Historic Preservation Survey Targeting Equity and Inclusion Nets Primarily White and Elderly Respondents | ARLnow
A recent survey of Arlington residents found a majority say the county needs to be more aggressive in preserving historic buildings, landmarks and resources from demolition.
Engagement in the survey, administered in 2021, was three times higher than engagement in a similar survey distributed two years ago, before the loss last year of two landmark homes – Febrey-Lothrop House and the Victorian Fellows-McGrath House – to make room for new housing.
The tripling, however, did not result in a more diverse respondent group. More than 80% of respondents were a combination of white, homeowners, and 45+.
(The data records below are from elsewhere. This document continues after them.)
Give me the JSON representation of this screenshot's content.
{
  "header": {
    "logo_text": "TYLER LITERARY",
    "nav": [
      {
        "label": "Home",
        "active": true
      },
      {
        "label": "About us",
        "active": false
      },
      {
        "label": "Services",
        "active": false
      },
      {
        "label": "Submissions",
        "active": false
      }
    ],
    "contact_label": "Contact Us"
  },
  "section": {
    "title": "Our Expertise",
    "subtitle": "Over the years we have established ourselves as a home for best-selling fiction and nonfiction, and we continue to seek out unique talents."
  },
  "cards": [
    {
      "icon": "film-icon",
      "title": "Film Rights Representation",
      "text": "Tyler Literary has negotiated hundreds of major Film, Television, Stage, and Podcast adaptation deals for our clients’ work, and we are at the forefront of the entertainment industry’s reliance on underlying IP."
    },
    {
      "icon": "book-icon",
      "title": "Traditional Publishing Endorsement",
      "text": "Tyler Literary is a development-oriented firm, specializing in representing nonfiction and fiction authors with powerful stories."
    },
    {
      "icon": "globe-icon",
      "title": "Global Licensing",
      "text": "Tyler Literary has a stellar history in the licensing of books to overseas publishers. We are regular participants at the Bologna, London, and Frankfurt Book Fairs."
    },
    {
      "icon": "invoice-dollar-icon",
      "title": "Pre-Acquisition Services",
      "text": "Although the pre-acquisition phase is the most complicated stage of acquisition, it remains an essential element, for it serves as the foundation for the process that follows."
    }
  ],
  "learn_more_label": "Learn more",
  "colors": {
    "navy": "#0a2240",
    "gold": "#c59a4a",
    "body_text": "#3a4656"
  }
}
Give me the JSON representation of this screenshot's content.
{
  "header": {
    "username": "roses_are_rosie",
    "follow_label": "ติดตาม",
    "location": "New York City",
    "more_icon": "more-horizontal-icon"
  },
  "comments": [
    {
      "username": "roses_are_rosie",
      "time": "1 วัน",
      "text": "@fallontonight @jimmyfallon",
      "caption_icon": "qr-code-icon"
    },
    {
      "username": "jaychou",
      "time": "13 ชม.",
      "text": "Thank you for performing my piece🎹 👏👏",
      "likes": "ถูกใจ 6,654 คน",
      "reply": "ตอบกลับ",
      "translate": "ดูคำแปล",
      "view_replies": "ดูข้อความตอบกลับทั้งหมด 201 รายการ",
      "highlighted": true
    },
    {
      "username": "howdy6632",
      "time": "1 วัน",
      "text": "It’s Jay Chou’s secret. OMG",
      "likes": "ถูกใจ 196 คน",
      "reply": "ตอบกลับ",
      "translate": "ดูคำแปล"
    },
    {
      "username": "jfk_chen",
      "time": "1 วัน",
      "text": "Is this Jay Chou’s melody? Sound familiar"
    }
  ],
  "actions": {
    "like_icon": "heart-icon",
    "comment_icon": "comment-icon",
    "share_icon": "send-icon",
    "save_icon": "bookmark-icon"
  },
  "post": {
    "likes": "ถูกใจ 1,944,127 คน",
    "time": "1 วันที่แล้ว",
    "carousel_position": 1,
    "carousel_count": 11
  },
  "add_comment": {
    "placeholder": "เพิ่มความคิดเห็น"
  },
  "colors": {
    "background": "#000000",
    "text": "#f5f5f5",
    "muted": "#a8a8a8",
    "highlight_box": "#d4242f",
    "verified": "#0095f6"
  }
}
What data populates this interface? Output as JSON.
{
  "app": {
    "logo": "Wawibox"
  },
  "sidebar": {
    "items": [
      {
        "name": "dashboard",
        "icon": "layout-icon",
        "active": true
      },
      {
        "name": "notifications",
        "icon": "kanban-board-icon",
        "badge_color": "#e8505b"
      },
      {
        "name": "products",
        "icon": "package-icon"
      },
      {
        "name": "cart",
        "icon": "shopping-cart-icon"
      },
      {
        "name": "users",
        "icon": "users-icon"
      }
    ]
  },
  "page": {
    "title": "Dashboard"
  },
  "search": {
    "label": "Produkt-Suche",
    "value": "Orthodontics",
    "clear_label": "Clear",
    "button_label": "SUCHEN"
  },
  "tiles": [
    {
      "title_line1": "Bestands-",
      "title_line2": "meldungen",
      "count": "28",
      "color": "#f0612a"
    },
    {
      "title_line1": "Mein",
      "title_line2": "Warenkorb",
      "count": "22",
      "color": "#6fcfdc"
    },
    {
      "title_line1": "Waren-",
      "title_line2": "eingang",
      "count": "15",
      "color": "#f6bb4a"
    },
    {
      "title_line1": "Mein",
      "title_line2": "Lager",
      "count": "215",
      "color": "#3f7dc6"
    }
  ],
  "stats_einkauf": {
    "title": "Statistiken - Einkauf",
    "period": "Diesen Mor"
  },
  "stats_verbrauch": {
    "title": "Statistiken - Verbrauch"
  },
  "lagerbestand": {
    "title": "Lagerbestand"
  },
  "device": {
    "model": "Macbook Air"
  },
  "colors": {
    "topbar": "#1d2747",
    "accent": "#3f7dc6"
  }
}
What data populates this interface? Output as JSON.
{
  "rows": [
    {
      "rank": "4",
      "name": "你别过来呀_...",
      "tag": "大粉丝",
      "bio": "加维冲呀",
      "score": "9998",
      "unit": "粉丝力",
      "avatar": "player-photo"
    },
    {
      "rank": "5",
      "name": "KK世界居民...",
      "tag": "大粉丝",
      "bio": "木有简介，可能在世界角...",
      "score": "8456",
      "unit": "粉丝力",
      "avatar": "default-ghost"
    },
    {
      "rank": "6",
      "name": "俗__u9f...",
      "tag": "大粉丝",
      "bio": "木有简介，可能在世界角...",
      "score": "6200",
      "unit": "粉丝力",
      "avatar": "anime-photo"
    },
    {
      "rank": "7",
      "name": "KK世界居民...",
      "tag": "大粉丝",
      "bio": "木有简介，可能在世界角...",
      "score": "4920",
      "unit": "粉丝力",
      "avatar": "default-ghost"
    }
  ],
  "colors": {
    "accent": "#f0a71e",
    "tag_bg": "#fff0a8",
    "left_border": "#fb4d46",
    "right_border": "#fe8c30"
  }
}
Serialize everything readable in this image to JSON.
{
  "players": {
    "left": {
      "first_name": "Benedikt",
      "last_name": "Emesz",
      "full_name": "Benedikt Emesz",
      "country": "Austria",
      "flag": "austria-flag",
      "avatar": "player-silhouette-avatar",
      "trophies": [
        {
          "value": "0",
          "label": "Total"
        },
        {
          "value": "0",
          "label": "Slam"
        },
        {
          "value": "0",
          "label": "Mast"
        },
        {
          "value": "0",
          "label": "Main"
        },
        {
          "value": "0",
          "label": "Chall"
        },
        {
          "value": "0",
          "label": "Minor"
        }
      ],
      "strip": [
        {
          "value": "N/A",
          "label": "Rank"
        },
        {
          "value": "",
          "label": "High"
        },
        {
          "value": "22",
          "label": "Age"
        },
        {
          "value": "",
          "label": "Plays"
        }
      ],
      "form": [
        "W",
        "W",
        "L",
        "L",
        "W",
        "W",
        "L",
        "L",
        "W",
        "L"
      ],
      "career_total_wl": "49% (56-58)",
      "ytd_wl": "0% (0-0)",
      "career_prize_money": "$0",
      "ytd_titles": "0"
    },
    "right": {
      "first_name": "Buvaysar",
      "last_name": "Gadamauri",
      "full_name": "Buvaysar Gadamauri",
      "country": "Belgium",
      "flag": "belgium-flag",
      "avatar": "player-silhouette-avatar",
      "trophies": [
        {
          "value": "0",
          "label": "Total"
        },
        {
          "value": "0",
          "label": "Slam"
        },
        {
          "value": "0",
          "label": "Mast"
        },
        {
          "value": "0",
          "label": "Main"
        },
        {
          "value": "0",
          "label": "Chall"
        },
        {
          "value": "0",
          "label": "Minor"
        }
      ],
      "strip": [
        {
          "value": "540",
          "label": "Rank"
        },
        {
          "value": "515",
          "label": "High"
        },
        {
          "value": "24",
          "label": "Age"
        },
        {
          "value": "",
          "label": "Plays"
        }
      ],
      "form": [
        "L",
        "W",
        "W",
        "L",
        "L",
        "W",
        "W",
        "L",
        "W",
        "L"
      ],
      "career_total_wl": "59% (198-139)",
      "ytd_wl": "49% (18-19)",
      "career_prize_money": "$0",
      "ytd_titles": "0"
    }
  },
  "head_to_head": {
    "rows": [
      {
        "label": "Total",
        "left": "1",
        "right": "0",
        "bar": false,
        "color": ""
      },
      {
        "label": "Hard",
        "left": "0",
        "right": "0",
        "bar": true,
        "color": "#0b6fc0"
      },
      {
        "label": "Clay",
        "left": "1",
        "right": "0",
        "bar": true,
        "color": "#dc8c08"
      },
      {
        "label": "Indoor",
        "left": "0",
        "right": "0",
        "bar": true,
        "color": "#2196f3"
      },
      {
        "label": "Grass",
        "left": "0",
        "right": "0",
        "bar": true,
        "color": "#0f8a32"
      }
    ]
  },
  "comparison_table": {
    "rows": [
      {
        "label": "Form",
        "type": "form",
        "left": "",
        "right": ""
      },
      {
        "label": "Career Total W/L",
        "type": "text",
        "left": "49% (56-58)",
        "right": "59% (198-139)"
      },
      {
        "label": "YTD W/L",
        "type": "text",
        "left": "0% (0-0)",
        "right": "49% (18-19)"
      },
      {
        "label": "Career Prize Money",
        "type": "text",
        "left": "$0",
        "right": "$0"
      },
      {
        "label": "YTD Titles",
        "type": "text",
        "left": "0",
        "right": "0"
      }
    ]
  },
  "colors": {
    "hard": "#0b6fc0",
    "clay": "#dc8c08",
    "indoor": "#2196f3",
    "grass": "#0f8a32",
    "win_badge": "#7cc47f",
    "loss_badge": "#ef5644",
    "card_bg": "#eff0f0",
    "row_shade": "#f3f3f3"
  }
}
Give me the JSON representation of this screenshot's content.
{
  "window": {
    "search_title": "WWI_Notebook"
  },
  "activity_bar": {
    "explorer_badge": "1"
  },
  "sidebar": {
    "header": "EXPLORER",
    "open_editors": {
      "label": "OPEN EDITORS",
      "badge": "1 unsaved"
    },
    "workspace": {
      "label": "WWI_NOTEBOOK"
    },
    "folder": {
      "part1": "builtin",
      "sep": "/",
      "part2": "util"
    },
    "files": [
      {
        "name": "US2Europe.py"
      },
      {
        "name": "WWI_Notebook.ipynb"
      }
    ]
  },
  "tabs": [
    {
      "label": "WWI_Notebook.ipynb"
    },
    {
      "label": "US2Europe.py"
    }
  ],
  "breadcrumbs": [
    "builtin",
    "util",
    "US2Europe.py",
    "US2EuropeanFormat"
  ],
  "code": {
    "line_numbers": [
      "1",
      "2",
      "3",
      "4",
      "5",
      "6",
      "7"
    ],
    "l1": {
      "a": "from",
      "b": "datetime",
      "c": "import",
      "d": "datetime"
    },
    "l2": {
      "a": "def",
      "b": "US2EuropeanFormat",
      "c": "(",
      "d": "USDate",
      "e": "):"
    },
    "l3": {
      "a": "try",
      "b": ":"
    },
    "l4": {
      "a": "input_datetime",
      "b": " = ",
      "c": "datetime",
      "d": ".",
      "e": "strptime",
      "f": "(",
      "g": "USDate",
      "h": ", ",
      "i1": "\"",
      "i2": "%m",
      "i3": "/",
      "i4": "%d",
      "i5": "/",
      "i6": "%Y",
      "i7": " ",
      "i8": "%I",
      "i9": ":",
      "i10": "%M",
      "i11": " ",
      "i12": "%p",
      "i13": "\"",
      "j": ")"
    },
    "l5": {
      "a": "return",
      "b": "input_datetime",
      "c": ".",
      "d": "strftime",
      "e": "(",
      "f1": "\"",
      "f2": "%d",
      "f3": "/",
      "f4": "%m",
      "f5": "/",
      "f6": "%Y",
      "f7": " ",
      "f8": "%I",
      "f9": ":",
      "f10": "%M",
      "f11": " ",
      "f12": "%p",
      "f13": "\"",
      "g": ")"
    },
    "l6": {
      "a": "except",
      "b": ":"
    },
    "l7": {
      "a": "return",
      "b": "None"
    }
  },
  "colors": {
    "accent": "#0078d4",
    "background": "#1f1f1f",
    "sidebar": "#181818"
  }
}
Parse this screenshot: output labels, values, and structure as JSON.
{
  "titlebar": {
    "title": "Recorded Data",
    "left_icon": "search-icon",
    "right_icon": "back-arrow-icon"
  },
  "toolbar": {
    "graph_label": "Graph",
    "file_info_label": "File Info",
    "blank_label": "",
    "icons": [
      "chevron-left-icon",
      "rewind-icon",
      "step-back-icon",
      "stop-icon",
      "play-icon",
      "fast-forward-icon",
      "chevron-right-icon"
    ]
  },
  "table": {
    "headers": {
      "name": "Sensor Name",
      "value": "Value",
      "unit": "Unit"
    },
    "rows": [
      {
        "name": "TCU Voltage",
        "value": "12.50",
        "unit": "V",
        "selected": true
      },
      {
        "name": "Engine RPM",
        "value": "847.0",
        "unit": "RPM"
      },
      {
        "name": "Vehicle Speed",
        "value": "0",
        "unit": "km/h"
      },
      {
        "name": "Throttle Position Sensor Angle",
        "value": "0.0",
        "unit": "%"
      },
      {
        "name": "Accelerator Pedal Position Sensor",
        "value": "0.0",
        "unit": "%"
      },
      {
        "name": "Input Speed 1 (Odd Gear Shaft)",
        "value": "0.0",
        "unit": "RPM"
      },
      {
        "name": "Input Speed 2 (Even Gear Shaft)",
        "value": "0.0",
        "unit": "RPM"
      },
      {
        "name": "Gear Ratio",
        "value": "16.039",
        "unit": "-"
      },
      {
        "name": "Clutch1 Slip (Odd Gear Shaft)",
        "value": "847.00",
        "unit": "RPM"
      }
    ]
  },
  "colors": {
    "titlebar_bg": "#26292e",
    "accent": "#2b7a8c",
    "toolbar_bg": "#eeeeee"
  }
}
The most recent pool of responses to the Historic Preservation Feedback Form is somehow even whiter and more owner-focused than the last. It seems indistinguishable from a CivFed meeting. pic.twitter.com/JI16BJqrlY
— Chris Slatt (@alongthepike) March 24, 2022
The survey is part of a county effort to update its master plan governing historic preservation, with a new focus on equity and inclusion, said Rachel LaPiana, spokeswoman for the Department of Community Planning. , Housing and Development.
Adopted and unchanged since 2006, the update – if passed by the county council by the end of 2022 – will guide historic preservation priorities and programs for the next decade, she said.
Many respondents said the county should highlight century-old properties, historic neighborhoods, archaeological sites, and resources related to Arlington’s immigrant, African American, and Native American communities. Some railed against the county and the plan not to preserve sites like the Febrey-Lothrop House, while a few said such teardowns were necessary to make room for more housing and affordable units. .
The survey asked general questions to understand what residents value, with questions such as “what stories, traditions, places, buildings and/or communities are important to you?” »
But for some civically engaged Arlington residents, the demographics of respondents were more interesting. They say that survey yielded detailed feedback from passionate people, but did not reveal how the wider community values historic preservation.
The problem, according to Dave Schutz — a civically engaged resident and prolific ARLnow commentator — is how and where the survey is announced. His oft-repeated remark about community involvement in Arlington: “You ask twelve guys from Speedos if we should build [the Long Bridge Aquatics Center]you will get a twelve for voting yes.
Schutz suggested the county keep track of how respondents hear about the survey, so they know which views are being captured.
“I could require that surveys…contain an identifier so that people compiling the results can see which were completed by people who were notified via the Arlington Historical Society website and which by people notified via ‘Engulf and Destroy’ developers. Mwa-ha-ha website, ‘the county council’s website – and if opinion trends were significantly different, report to decision-makers that this was the case.
Joan Fitzgerald, a local resident who works in population surveying, says county survey questions are often phrased to confirm the biases of survey authors, while the questions can be dense with jargon.
“County survey questions are often confusing, and participants often need a solid background on the subject to even understand what is being asked,” said Fitzgerald, who sits on the development oversight committee of the Ashton Heights Civic Association.
That said, responses from people who understand the jargon are valuable as the county works out policy details, says Chris Slatt, a transportation advocate who pointed to the skewed demographic response to the survey via Twitter.
“People who are passionate about the issue often have specialist knowledge, a deeper understanding, and a willingness to spend time learning about a complex topic,” he said. “When this planning process comes down to ‘How do we achieve our goals?’ I hope people who are super passionate about historic preservation are knee deep in implementation details and haggle over tax credits and zoning ordinance details.
But to answer the most fundamental basic questions, Slatt says staff need to meet people where they are.
“You have to go to them, not ask them to come to you. You have to print out a stack of paper forms and take clipboards and go stand in front of grocery stores, schools or in parks,” he said. “It’s absolutely doable now, and it was also doable during the pandemic.”
It’s the county plan, LaPiana said. Between 2020 and 2021, the county administered three online feedback forms, convened four small focus groups, and held three in-person events.
Now, staff will host a series of in-person community events, attend events around Arlington, and distribute a fourth online engagement survey.
“We are working with our partners to solicit feedback from a diverse audience as we move through this process – and we appreciate any support from the community to help spread the word. Our goal is to highlight all communities, races, ethnicities and groups by preserving the resources essential to these communities and highlighting their histories and narratives,” she said.